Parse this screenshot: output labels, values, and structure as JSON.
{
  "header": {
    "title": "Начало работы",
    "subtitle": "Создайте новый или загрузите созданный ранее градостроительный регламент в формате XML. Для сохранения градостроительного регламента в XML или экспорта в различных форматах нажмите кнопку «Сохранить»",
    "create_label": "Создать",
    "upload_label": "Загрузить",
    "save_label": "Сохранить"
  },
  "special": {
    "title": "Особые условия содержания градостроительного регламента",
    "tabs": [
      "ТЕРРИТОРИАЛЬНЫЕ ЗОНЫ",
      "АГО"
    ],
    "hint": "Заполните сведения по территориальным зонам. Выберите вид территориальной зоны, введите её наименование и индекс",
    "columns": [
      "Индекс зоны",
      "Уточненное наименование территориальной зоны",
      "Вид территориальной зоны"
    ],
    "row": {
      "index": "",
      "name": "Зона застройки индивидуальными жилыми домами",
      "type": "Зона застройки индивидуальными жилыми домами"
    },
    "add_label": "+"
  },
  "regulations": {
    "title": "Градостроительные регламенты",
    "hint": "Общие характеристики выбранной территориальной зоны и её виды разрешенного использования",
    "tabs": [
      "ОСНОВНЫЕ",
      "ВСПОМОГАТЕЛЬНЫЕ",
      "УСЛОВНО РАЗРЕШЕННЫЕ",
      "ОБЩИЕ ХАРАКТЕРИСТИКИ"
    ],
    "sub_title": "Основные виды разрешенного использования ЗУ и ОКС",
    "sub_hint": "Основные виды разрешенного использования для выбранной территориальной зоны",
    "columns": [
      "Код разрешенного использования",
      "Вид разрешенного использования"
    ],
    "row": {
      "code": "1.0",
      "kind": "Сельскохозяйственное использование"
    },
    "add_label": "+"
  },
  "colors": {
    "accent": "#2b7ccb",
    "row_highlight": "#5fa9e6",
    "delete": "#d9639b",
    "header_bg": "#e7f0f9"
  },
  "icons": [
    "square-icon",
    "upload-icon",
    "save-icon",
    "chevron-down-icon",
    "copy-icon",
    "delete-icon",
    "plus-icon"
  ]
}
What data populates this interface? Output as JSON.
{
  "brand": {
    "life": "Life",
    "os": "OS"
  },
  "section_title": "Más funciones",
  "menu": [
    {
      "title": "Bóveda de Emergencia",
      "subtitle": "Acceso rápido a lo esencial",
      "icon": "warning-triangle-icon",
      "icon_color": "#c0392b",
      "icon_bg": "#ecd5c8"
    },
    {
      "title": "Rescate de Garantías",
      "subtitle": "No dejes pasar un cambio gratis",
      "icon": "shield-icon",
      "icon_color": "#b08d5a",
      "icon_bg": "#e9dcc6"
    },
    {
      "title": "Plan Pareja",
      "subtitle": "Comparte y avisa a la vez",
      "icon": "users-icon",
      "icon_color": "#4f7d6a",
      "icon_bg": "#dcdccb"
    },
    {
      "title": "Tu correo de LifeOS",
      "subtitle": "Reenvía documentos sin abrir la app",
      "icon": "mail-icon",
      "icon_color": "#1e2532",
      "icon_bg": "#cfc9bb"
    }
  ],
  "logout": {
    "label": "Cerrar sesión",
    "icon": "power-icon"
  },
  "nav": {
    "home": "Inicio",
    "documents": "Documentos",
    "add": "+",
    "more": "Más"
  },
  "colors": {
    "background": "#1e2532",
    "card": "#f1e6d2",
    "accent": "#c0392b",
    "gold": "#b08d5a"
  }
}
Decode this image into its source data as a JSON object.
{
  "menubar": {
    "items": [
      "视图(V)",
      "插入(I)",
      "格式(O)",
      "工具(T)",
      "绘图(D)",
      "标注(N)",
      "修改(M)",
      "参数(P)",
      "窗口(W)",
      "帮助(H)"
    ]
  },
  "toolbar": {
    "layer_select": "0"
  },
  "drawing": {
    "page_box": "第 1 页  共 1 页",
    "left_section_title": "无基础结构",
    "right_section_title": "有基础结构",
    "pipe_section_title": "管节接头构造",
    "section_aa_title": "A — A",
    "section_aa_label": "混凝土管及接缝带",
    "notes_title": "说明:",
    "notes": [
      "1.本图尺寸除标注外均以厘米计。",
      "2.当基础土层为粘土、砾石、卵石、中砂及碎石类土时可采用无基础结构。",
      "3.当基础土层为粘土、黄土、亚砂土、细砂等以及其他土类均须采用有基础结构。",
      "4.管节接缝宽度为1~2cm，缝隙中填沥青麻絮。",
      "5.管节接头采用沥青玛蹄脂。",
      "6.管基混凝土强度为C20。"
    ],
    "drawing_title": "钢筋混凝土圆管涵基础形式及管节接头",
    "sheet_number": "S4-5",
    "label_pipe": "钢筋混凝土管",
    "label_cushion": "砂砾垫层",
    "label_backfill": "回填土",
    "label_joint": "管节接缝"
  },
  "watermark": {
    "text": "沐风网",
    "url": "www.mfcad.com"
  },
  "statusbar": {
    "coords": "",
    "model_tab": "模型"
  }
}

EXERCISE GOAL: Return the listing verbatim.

RESPONSE TO THE EXERCISE:
Parse this screenshot: output labels, values, and structure as JSON.
{
  "header": {
    "title": "Начало работы",
    "subtitle": "Создайте новый или загрузите созданный ранее градостроительный регламент в формате XML. Для сохранения градостроительного регламента в XML или экспорта в различных форматах нажмите кнопку «Сохранить»",
    "create_label": "Создать",
    "upload_label": "Загрузить",
    "save_label": "Сохранить"
  },
  "special": {
    "title": "Особые условия содержания градостроительного регламента",
    "tabs": [
      "ТЕРРИТОРИАЛЬНЫЕ ЗОНЫ",
      "АГО"
    ],
    "hint": "Заполните сведения по территориальным зонам. Выберите вид территориальной зоны, введите её наименование и индекс",
    "columns": [
      "Индекс зоны",
      "Уточненное наименование территориальной зоны",
      "Вид территориальной зоны"
    ],
    "row": {
      "index": "",
      "name": "Зона застройки индивидуальными жилыми домами",
      "type": "Зона застройки индивидуальными жилыми домами"
    },
    "add_label": "+"
  },
  "regulations": {
    "title": "Градостроительные регламенты",
    "hint": "Общие характеристики выбранной территориальной зоны и её виды разрешенного использования",
    "tabs": [
      "ОСНОВНЫЕ",
      "ВСПОМОГАТЕЛЬНЫЕ",
      "УСЛОВНО РАЗРЕШЕННЫЕ",
      "ОБЩИЕ ХАРАКТЕРИСТИКИ"
    ],
    "sub_title": "Основные виды разрешенного использования ЗУ и ОКС",
    "sub_hint": "Основные виды разрешенного использования для выбранной территориальной зоны",
    "columns": [
      "Код разрешенного использования",
      "Вид разрешенного использования"
    ],
    "row": {
      "code": "1.0",
      "kind": "Сельскохозяйственное использование"
    },
    "add_label": "+"
  },
  "colors": {
    "accent": "#2b7ccb",
    "row_highlight": "#5fa9e6",
    "delete": "#d9639b",
    "header_bg": "#e7f0f9"
  },
  "icons": [
    "square-icon",
    "upload-icon",
    "save-icon",
    "chevron-down-icon",
    "copy-icon",
    "delete-icon",
    "plus-icon"
  ]
}
What data populates this interface? Output as JSON.
{
  "brand": {
    "life": "Life",
    "os": "OS"
  },
  "section_title": "Más funciones",
  "menu": [
    {
      "title": "Bóveda de Emergencia",
      "subtitle": "Acceso rápido a lo esencial",
      "icon": "warning-triangle-icon",
      "icon_color": "#c0392b",
      "icon_bg": "#ecd5c8"
    },
    {
      "title": "Rescate de Garantías",
      "subtitle": "No dejes pasar un cambio gratis",
      "icon": "shield-icon",
      "icon_color": "#b08d5a",
      "icon_bg": "#e9dcc6"
    },
    {
      "title": "Plan Pareja",
      "subtitle": "Comparte y avisa a la vez",
      "icon": "users-icon",
      "icon_color": "#4f7d6a",
      "icon_bg": "#dcdccb"
    },
    {
      "title": "Tu correo de LifeOS",
      "subtitle": "Reenvía documentos sin abrir la app",
      "icon": "mail-icon",
      "icon_color": "#1e2532",
      "icon_bg": "#cfc9bb"
    }
  ],
  "logout": {
    "label": "Cerrar sesión",
    "icon": "power-icon"
  },
  "nav": {
    "home": "Inicio",
    "documents": "Documentos",
    "add": "+",
    "more": "Más"
  },
  "colors": {
    "background": "#1e2532",
    "card": "#f1e6d2",
    "accent": "#c0392b",
    "gold": "#b08d5a"
  }
}
Decode this image into its source data as a JSON object.
{
  "menubar": {
    "items": [
      "视图(V)",
      "插入(I)",
      "格式(O)",
      "工具(T)",
      "绘图(D)",
      "标注(N)",
      "修改(M)",
      "参数(P)",
      "窗口(W)",
      "帮助(H)"
    ]
  },
  "toolbar": {
    "layer_select": "0"
  },
  "drawing": {
    "page_box": "第 1 页  共 1 页",
    "left_section_title": "无基础结构",
    "right_section_title": "有基础结构",
    "pipe_section_title": "管节接头构造",
    "section_aa_title": "A — A",
    "section_aa_label": "混凝土管及接缝带",
    "notes_title": "说明:",
    "notes": [
      "1.本图尺寸除标注外均以厘米计。",
      "2.当基础土层为粘土、砾石、卵石、中砂及碎石类土时可采用无基础结构。",
      "3.当基础土层为粘土、黄土、亚砂土、细砂等以及其他土类均须采用有基础结构。",
      "4.管节接缝宽度为1~2cm，缝隙中填沥青麻絮。",
      "5.管节接头采用沥青玛蹄脂。",
      "6.管基混凝土强度为C20。"
    ],
    "drawing_title": "钢筋混凝土圆管涵基础形式及管节接头",
    "sheet_number": "S4-5",
    "label_pipe": "钢筋混凝土管",
    "label_cushion": "砂砾垫层",
    "label_backfill": "回填土",
    "label_joint": "管节接缝"
  },
  "watermark": {
    "text": "沐风网",
    "url": "www.mfcad.com"
  },
  "statusbar": {
    "coords": "",
    "model_tab": "模型"
  }
}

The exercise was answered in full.